__Dataset extract__.
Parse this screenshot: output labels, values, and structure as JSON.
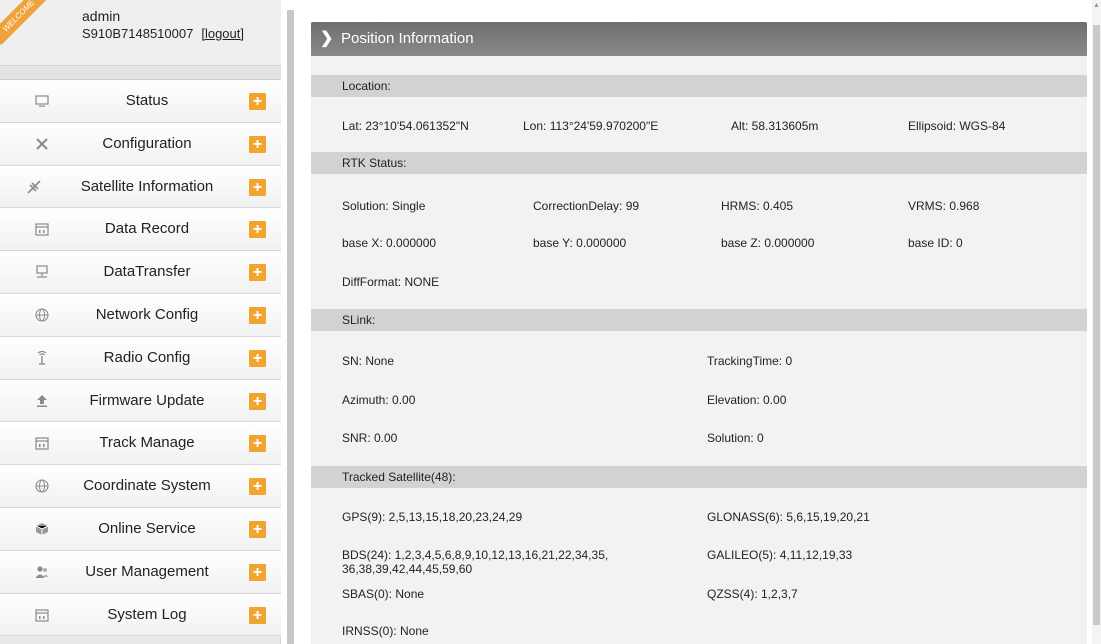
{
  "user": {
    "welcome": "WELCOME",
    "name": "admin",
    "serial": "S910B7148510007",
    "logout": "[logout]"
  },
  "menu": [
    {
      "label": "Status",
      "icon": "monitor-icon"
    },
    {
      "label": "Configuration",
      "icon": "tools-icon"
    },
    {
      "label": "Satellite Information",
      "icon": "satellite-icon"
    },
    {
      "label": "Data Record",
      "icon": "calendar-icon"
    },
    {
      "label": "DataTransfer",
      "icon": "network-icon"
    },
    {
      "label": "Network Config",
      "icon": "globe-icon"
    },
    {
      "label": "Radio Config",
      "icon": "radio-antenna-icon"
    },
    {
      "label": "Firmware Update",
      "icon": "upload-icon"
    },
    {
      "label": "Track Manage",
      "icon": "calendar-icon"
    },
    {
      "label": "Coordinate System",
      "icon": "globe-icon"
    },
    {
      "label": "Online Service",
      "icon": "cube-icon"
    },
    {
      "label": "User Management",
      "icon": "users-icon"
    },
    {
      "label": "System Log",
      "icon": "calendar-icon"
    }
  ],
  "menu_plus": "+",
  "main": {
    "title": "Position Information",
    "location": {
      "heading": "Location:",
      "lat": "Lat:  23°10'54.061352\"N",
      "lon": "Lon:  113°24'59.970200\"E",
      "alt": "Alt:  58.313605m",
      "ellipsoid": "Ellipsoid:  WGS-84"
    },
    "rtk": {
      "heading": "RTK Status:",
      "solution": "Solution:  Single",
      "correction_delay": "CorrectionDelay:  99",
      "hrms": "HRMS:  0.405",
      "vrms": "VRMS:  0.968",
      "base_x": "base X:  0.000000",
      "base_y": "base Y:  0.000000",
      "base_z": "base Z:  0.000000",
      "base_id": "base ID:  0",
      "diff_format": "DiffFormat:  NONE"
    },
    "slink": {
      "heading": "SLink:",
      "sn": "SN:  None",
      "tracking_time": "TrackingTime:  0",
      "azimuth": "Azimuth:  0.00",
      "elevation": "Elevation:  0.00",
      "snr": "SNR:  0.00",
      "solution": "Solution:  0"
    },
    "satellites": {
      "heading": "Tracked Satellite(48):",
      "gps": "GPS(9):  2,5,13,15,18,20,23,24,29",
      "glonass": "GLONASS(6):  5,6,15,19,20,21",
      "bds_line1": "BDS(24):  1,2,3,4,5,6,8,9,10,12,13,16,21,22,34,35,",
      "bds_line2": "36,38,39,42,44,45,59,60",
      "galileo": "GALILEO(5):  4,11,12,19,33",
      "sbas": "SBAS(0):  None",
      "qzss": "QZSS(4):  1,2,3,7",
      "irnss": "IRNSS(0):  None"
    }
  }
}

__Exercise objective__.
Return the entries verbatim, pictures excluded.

__Result of the task__.
Parse this screenshot: output labels, values, and structure as JSON.
{
  "user": {
    "welcome": "WELCOME",
    "name": "admin",
    "serial": "S910B7148510007",
    "logout": "[logout]"
  },
  "menu": [
    {
      "label": "Status",
      "icon": "monitor-icon"
    },
    {
      "label": "Configuration",
      "icon": "tools-icon"
    },
    {
      "label": "Satellite Information",
      "icon": "satellite-icon"
    },
    {
      "label": "Data Record",
      "icon": "calendar-icon"
    },
    {
      "label": "DataTransfer",
      "icon": "network-icon"
    },
    {
      "label": "Network Config",
      "icon": "globe-icon"
    },
    {
      "label": "Radio Config",
      "icon": "radio-antenna-icon"
    },
    {
      "label": "Firmware Update",
      "icon": "upload-icon"
    },
    {
      "label": "Track Manage",
      "icon": "calendar-icon"
    },
    {
      "label": "Coordinate System",
      "icon": "globe-icon"
    },
    {
      "label": "Online Service",
      "icon": "cube-icon"
    },
    {
      "label": "User Management",
      "icon": "users-icon"
    },
    {
      "label": "System Log",
      "icon": "calendar-icon"
    }
  ],
  "menu_plus": "+",
  "main": {
    "title": "Position Information",
    "location": {
      "heading": "Location:",
      "lat": "Lat:  23°10'54.061352\"N",
      "lon": "Lon:  113°24'59.970200\"E",
      "alt": "Alt:  58.313605m",
      "ellipsoid": "Ellipsoid:  WGS-84"
    },
    "rtk": {
      "heading": "RTK Status:",
      "solution": "Solution:  Single",
      "correction_delay": "CorrectionDelay:  99",
      "hrms": "HRMS:  0.405",
      "vrms": "VRMS:  0.968",
      "base_x": "base X:  0.000000",
      "base_y": "base Y:  0.000000",
      "base_z": "base Z:  0.000000",
      "base_id": "base ID:  0",
      "diff_format": "DiffFormat:  NONE"
    },
    "slink": {
      "heading": "SLink:",
      "sn": "SN:  None",
      "tracking_time": "TrackingTime:  0",
      "azimuth": "Azimuth:  0.00",
      "elevation": "Elevation:  0.00",
      "snr": "SNR:  0.00",
      "solution": "Solution:  0"
    },
    "satellites": {
      "heading": "Tracked Satellite(48):",
      "gps": "GPS(9):  2,5,13,15,18,20,23,24,29",
      "glonass": "GLONASS(6):  5,6,15,19,20,21",
      "bds_line1": "BDS(24):  1,2,3,4,5,6,8,9,10,12,13,16,21,22,34,35,",
      "bds_line2": "36,38,39,42,44,45,59,60",
      "galileo": "GALILEO(5):  4,11,12,19,33",
      "sbas": "SBAS(0):  None",
      "qzss": "QZSS(4):  1,2,3,7",
      "irnss": "IRNSS(0):  None"
    }
  }
}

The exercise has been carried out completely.